• [Aim of the exercise]:
With nothing added or dropped, copy the data that follows exactly.

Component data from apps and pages

..........

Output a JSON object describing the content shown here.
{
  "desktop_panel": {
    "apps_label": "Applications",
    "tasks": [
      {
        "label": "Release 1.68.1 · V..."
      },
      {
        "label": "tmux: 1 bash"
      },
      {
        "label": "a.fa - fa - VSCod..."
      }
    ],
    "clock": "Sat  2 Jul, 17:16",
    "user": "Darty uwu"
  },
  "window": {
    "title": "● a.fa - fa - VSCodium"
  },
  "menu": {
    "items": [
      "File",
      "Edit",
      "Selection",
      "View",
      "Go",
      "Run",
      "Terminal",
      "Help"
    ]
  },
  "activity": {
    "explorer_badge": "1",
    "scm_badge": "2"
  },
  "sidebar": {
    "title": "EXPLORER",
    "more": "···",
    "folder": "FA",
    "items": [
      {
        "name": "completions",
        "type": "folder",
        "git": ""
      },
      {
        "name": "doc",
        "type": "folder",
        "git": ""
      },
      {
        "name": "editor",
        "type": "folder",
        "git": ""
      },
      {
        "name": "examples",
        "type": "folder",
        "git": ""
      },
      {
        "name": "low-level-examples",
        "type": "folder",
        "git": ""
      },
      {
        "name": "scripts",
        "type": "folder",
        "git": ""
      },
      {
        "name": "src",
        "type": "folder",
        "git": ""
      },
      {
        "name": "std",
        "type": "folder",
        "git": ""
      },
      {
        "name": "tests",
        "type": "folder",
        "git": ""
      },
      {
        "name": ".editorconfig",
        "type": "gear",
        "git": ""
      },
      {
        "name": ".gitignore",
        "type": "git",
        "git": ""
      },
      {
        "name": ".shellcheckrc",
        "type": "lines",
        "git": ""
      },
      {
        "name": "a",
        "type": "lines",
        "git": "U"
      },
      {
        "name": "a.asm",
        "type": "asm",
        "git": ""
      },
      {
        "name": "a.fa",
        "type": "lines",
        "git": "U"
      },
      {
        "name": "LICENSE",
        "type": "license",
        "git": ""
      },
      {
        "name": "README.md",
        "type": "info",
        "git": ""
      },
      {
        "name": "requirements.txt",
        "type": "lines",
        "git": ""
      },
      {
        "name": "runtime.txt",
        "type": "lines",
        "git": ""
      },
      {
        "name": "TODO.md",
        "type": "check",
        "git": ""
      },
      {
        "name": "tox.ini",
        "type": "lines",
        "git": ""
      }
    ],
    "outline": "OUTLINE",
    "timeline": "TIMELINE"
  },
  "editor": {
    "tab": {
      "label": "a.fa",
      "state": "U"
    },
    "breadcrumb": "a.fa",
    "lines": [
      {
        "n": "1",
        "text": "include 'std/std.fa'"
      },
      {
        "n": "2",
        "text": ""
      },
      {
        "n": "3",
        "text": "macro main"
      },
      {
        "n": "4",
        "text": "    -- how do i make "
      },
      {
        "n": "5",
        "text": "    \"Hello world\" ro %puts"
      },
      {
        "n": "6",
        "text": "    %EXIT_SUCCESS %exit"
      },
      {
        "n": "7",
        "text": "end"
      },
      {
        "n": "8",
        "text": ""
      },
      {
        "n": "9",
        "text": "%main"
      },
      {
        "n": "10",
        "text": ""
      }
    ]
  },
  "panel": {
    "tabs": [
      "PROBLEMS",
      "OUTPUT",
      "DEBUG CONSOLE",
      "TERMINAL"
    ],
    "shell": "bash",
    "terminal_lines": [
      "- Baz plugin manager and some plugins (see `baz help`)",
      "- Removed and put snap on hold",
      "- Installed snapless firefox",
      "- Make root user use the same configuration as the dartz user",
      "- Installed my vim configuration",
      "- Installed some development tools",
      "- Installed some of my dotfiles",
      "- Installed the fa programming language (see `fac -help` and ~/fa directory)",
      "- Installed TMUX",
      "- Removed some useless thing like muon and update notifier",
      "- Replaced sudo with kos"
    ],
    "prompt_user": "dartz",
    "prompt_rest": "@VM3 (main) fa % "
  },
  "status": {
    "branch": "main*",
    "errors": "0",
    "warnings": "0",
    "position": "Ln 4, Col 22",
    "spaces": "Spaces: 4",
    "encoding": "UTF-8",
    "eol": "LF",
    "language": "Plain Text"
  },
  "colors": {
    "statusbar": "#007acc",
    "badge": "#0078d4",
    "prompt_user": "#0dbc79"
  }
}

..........

• [Your response]:
Output a JSON object describing the content shown here.
{
  "desktop_panel": {
    "apps_label": "Applications",
    "tasks": [
      {
        "label": "Release 1.68.1 · V..."
      },
      {
        "label": "tmux: 1 bash"
      },
      {
        "label": "a.fa - fa - VSCod..."
      }
    ],
    "clock": "Sat  2 Jul, 17:16",
    "user": "Darty uwu"
  },
  "window": {
    "title": "● a.fa - fa - VSCodium"
  },
  "menu": {
    "items": [
      "File",
      "Edit",
      "Selection",
      "View",
      "Go",
      "Run",
      "Terminal",
      "Help"
    ]
  },
  "activity": {
    "explorer_badge": "1",
    "scm_badge": "2"
  },
  "sidebar": {
    "title": "EXPLORER",
    "more": "···",
    "folder": "FA",
    "items": [
      {
        "name": "completions",
        "type": "folder",
        "git": ""
      },
      {
        "name": "doc",
        "type": "folder",
        "git": ""
      },
      {
        "name": "editor",
        "type": "folder",
        "git": ""
      },
      {
        "name": "examples",
        "type": "folder",
        "git": ""
      },
      {
        "name": "low-level-examples",
        "type": "folder",
        "git": ""
      },
      {
        "name": "scripts",
        "type": "folder",
        "git": ""
      },
      {
        "name": "src",
        "type": "folder",
        "git": ""
      },
      {
        "name": "std",
        "type": "folder",
        "git": ""
      },
      {
        "name": "tests",
        "type": "folder",
        "git": ""
      },
      {
        "name": ".editorconfig",
        "type": "gear",
        "git": ""
      },
      {
        "name": ".gitignore",
        "type": "git",
        "git": ""
      },
      {
        "name": ".shellcheckrc",
        "type": "lines",
        "git": ""
      },
      {
        "name": "a",
        "type": "lines",
        "git": "U"
      },
      {
        "name": "a.asm",
        "type": "asm",
        "git": ""
      },
      {
        "name": "a.fa",
        "type": "lines",
        "git": "U"
      },
      {
        "name": "LICENSE",
        "type": "license",
        "git": ""
      },
      {
        "name": "README.md",
        "type": "info",
        "git": ""
      },
      {
        "name": "requirements.txt",
        "type": "lines",
        "git": ""
      },
      {
        "name": "runtime.txt",
        "type": "lines",
        "git": ""
      },
      {
        "name": "TODO.md",
        "type": "check",
        "git": ""
      },
      {
        "name": "tox.ini",
        "type": "lines",
        "git": ""
      }
    ],
    "outline": "OUTLINE",
    "timeline": "TIMELINE"
  },
  "editor": {
    "tab": {
      "label": "a.fa",
      "state": "U"
    },
    "breadcrumb": "a.fa",
    "lines": [
      {
        "n": "1",
        "text": "include 'std/std.fa'"
      },
      {
        "n": "2",
        "text": ""
      },
      {
        "n": "3",
        "text": "macro main"
      },
      {
        "n": "4",
        "text": "    -- how do i make "
      },
      {
        "n": "5",
        "text": "    \"Hello world\" ro %puts"
      },
      {
        "n": "6",
        "text": "    %EXIT_SUCCESS %exit"
      },
      {
        "n": "7",
        "text": "end"
      },
      {
        "n": "8",
        "text": ""
      },
      {
        "n": "9",
        "text": "%main"
      },
      {
        "n": "10",
        "text": ""
      }
    ]
  },
  "panel": {
    "tabs": [
      "PROBLEMS",
      "OUTPUT",
      "DEBUG CONSOLE",
      "TERMINAL"
    ],
    "shell": "bash",
    "terminal_lines": [
      "- Baz plugin manager and some plugins (see `baz help`)",
      "- Removed and put snap on hold",
      "- Installed snapless firefox",
      "- Make root user use the same configuration as the dartz user",
      "- Installed my vim configuration",
      "- Installed some development tools",
      "- Installed some of my dotfiles",
      "- Installed the fa programming language (see `fac -help` and ~/fa directory)",
      "- Installed TMUX",
      "- Removed some useless thing like muon and update notifier",
      "- Replaced sudo with kos"
    ],
    "prompt_user": "dartz",
    "prompt_rest": "@VM3 (main) fa % "
  },
  "status": {
    "branch": "main*",
    "errors": "0",
    "warnings": "0",
    "position": "Ln 4, Col 22",
    "spaces": "Spaces: 4",
    "encoding": "UTF-8",
    "eol": "LF",
    "language": "Plain Text"
  },
  "colors": {
    "statusbar": "#007acc",
    "badge": "#0078d4",
    "prompt_user": "#0dbc79"
  }
}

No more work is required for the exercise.